● Problem to work on:
What lines of the data include the string "Jira"? Copy them all.

● Input records:
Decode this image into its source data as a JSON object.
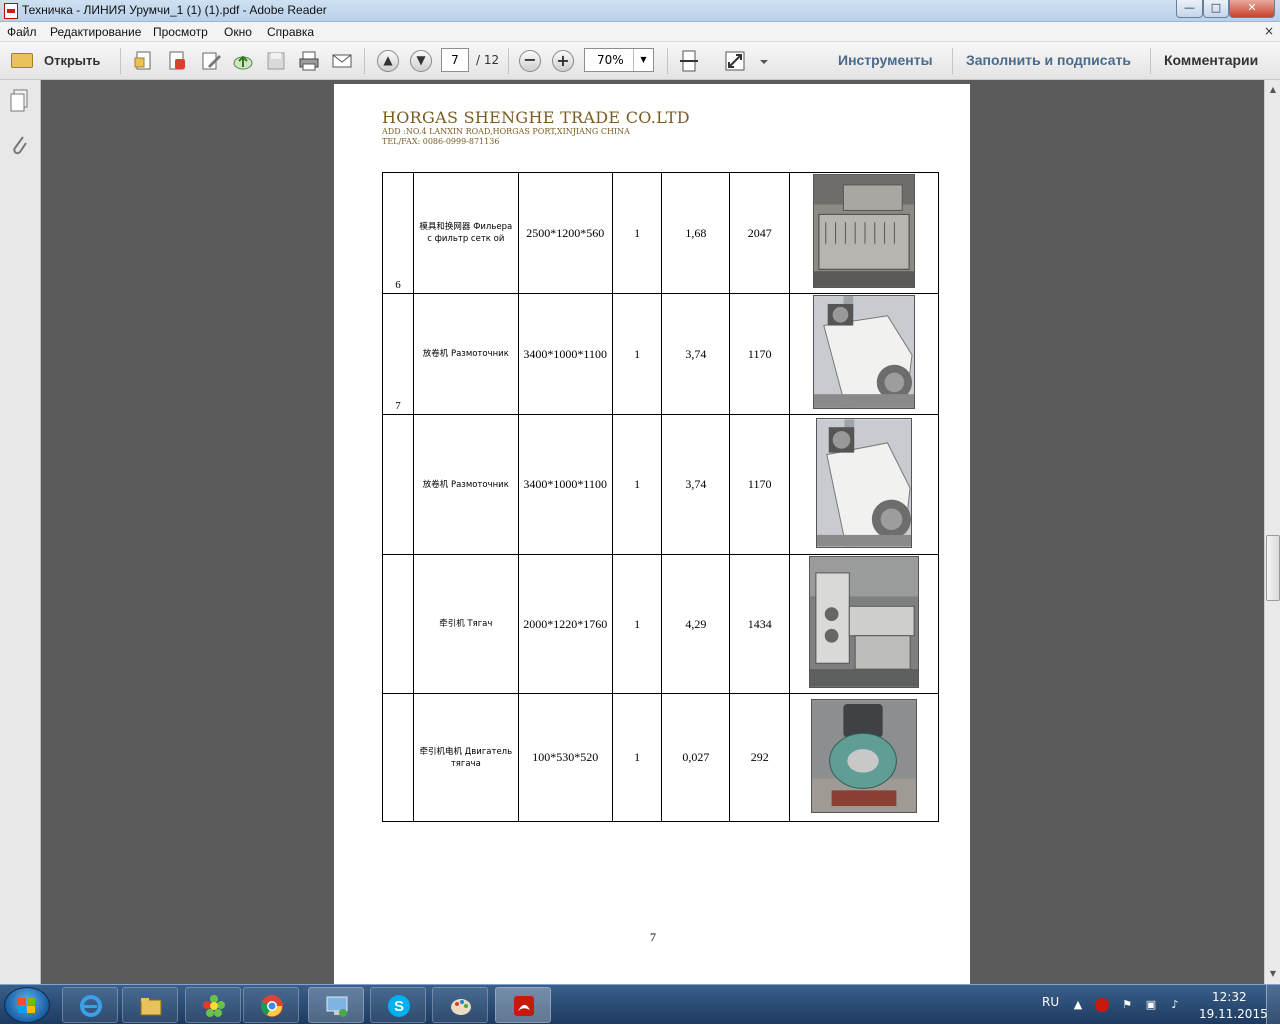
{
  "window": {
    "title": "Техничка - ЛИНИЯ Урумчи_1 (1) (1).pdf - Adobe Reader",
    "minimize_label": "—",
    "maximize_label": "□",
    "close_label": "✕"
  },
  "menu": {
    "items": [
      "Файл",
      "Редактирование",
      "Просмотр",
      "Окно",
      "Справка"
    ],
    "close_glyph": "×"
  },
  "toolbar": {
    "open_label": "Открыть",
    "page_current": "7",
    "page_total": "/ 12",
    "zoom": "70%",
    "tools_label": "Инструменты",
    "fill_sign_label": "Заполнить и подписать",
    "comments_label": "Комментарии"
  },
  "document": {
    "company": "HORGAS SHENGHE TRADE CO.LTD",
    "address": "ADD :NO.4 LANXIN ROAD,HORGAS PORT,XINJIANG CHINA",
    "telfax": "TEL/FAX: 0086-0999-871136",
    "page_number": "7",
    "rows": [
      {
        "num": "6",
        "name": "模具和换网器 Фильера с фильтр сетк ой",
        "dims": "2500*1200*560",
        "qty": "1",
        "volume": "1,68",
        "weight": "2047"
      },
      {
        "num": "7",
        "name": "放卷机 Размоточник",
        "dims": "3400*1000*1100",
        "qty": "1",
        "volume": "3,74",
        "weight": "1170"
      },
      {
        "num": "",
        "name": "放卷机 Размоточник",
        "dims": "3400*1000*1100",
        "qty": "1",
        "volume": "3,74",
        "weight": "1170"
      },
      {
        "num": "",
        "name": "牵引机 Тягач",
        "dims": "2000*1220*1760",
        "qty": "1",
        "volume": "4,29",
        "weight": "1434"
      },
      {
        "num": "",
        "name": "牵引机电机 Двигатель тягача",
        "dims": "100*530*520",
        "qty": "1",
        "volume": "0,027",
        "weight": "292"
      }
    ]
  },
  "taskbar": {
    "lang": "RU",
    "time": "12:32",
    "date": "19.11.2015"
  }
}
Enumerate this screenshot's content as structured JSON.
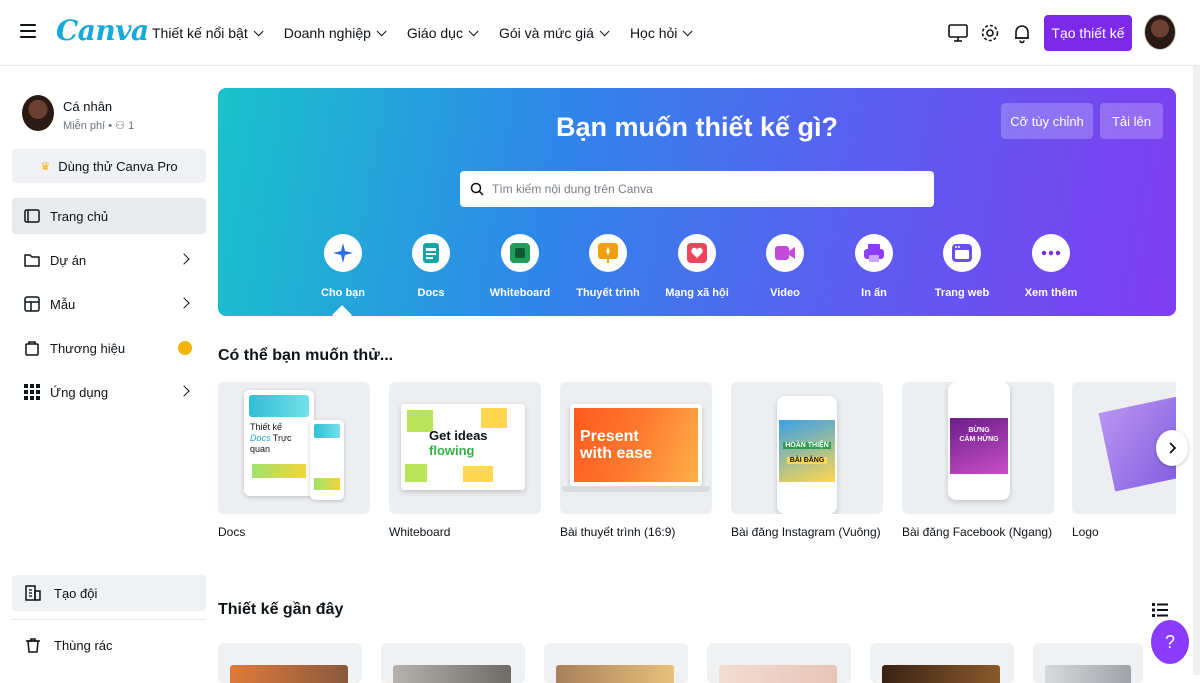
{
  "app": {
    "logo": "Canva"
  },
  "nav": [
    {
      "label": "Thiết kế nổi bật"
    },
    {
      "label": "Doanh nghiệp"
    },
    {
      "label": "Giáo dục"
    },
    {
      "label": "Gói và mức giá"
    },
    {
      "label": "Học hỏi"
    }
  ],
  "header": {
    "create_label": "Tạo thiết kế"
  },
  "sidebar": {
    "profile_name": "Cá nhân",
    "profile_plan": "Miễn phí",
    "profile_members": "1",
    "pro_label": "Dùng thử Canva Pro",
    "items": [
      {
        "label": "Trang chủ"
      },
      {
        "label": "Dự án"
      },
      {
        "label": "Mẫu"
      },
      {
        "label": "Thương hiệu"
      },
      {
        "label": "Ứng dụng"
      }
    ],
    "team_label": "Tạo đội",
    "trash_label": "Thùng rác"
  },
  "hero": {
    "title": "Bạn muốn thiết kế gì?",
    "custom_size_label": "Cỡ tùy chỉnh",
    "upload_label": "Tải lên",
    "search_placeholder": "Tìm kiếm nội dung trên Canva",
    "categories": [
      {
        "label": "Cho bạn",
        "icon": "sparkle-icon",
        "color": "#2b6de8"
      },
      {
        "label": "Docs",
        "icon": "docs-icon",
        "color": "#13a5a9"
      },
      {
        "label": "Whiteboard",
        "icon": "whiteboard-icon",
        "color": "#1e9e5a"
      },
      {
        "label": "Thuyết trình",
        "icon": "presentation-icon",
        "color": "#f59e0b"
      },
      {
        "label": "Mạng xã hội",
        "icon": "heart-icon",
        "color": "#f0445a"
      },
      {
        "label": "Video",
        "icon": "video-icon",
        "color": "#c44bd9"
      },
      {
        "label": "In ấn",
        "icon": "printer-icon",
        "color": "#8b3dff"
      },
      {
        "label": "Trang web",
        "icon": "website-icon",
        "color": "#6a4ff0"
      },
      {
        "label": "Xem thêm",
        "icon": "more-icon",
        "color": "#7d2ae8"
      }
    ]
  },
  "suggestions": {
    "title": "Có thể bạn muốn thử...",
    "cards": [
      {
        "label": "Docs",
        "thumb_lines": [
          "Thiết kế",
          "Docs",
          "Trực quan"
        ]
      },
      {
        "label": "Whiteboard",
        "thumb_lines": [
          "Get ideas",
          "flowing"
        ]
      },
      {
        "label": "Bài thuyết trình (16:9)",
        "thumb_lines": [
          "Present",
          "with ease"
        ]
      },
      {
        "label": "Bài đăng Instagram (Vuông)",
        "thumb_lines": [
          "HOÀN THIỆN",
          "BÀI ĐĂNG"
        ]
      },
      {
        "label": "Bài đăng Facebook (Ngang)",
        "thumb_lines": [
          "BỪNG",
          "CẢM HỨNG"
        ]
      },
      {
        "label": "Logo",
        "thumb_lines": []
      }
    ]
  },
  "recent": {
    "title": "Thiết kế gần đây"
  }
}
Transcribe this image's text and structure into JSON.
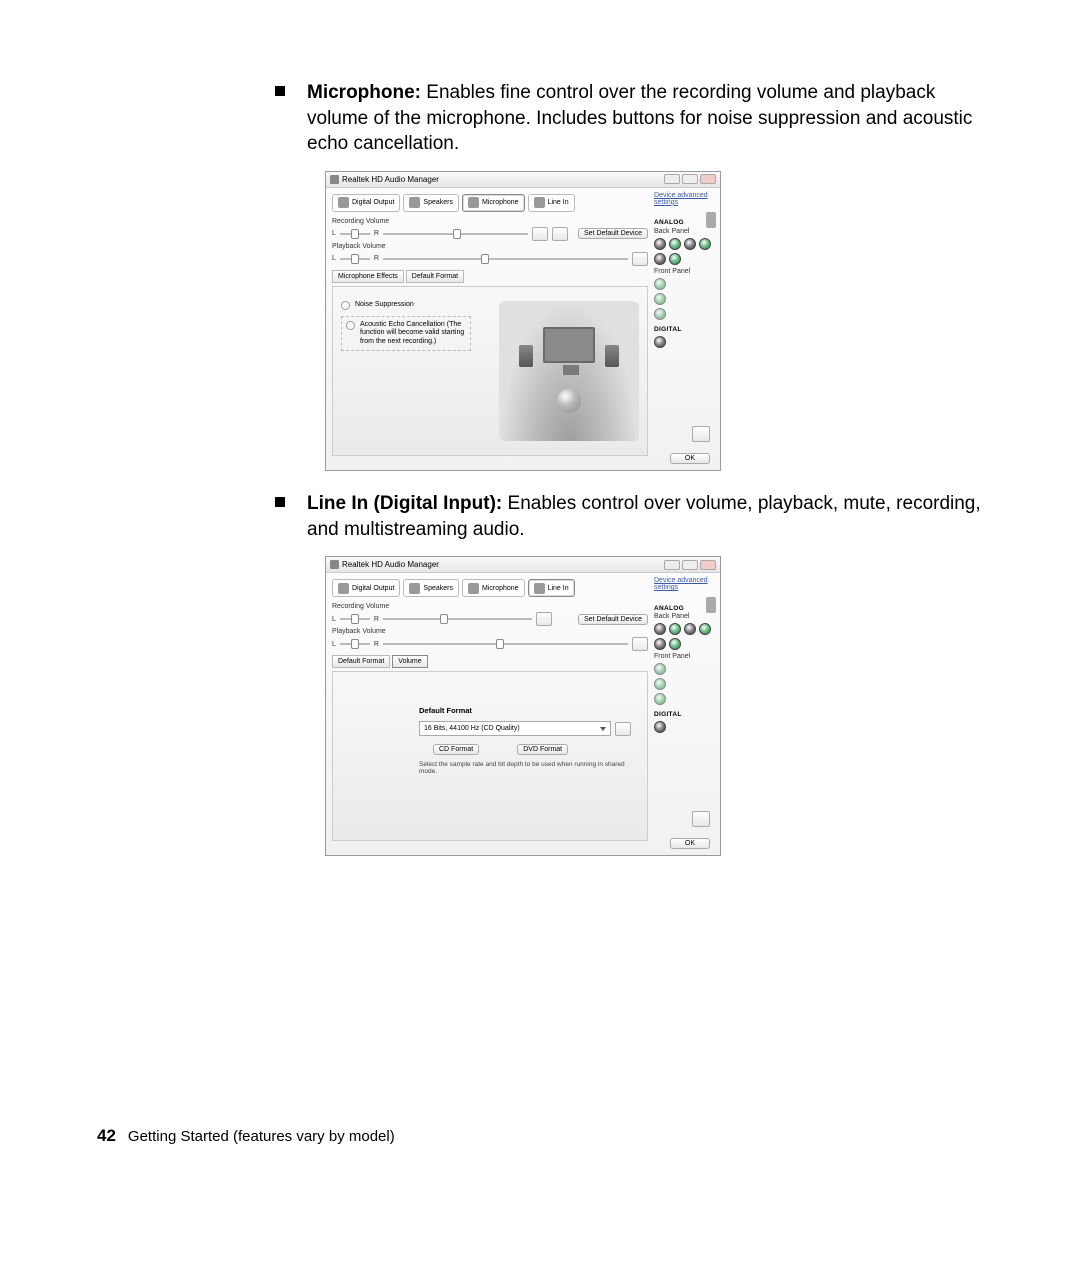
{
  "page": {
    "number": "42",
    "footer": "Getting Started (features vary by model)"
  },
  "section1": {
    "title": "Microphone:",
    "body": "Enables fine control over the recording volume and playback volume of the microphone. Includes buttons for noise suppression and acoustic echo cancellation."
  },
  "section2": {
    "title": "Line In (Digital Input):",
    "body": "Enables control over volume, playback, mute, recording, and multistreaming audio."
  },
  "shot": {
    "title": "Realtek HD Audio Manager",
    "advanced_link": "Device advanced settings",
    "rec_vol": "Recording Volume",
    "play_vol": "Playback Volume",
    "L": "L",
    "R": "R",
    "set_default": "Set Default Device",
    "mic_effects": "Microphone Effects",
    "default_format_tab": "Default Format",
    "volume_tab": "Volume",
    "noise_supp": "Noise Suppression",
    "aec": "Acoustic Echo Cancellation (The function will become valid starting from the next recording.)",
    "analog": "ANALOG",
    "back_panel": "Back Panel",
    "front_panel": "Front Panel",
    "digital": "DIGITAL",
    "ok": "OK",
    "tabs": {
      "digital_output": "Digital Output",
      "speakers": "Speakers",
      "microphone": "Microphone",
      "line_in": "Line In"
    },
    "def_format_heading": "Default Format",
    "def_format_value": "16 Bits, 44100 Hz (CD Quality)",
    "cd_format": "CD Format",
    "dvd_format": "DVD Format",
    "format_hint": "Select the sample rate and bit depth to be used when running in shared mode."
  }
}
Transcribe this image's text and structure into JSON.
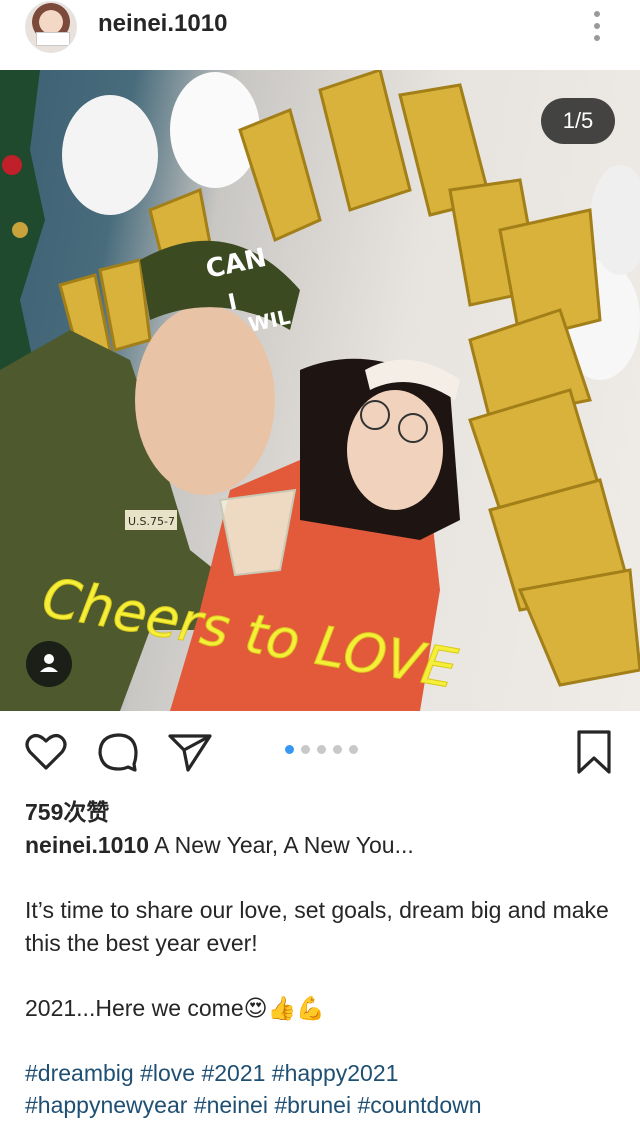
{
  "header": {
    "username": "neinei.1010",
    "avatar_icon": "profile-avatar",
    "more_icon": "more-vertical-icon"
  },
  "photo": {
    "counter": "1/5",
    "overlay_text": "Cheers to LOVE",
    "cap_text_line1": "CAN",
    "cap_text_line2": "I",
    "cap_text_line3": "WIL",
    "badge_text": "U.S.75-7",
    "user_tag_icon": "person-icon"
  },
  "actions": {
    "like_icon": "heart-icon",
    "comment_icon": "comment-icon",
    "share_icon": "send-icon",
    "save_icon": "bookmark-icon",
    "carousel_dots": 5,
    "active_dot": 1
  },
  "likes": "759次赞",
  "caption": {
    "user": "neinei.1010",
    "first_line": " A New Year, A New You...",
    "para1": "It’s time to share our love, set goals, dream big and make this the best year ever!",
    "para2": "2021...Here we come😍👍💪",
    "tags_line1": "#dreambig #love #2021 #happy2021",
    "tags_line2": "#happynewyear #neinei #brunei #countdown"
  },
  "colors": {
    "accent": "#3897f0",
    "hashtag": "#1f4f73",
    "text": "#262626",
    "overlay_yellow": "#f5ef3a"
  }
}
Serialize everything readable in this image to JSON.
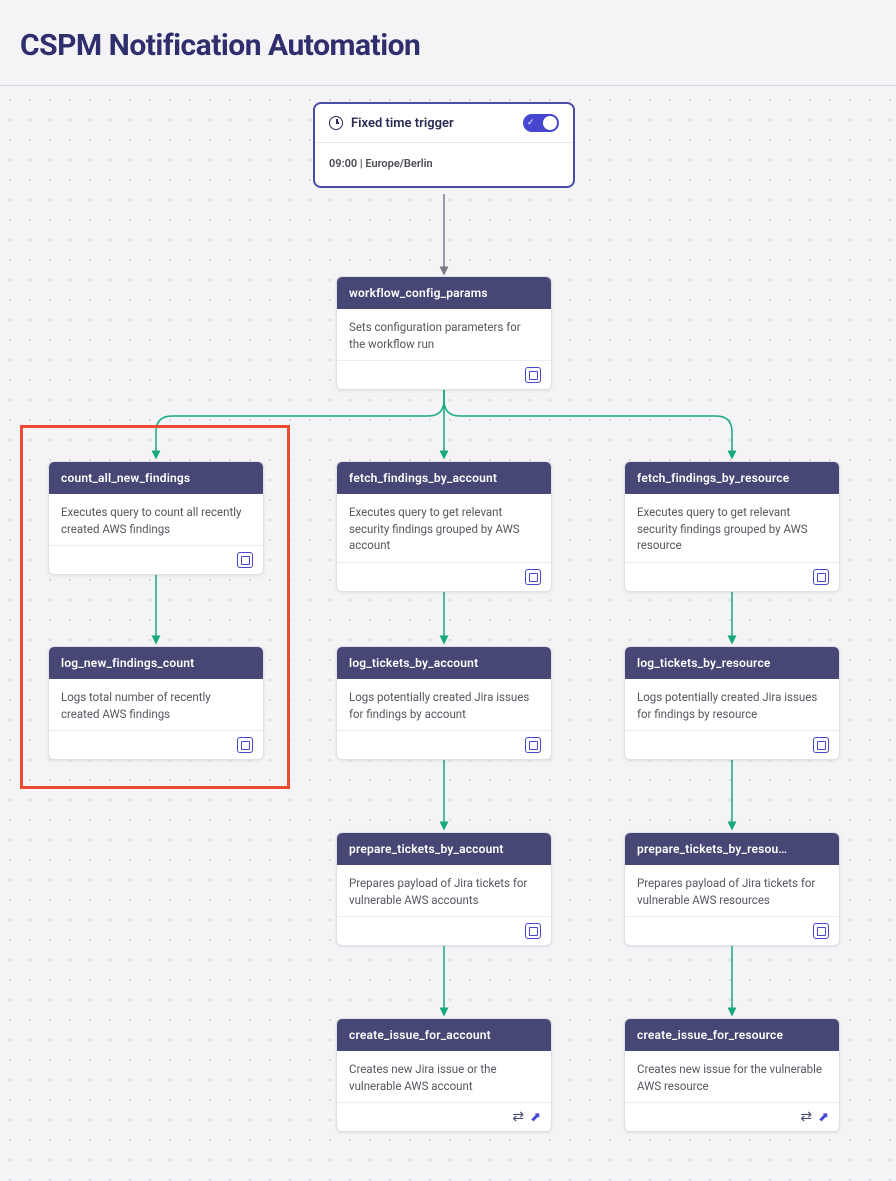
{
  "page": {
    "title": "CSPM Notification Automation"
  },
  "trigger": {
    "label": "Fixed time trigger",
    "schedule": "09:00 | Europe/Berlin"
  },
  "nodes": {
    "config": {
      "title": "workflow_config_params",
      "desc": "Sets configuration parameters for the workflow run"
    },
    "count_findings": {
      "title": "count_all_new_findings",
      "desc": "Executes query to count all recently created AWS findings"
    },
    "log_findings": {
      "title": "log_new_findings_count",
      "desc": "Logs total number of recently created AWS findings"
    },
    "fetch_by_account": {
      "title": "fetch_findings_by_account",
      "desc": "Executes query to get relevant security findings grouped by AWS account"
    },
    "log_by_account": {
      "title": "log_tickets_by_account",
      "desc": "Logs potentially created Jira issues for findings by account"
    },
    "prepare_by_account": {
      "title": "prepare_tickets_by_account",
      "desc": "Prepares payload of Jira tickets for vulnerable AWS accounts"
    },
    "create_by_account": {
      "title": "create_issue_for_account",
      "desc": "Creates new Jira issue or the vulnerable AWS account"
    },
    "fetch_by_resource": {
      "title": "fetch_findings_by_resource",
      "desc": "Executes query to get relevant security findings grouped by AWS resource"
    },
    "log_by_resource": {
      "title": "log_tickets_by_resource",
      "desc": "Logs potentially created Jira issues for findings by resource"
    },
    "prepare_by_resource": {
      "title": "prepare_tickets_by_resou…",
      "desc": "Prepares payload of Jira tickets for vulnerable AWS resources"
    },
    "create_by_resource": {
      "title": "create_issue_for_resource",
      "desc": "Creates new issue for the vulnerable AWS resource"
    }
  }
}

● Reply:
      "desc": "Logs potentially created Jira issues for findings by account"
      "desc": "Prepares payload of Jira tickets for vulnerable AWS accounts"
      "desc": "Creates new Jira issue or the vulnerable AWS account"
      "desc": "Logs potentially created Jira issues for findings by resource"
      "desc": "Prepares payload of Jira tickets for vulnerable AWS resources"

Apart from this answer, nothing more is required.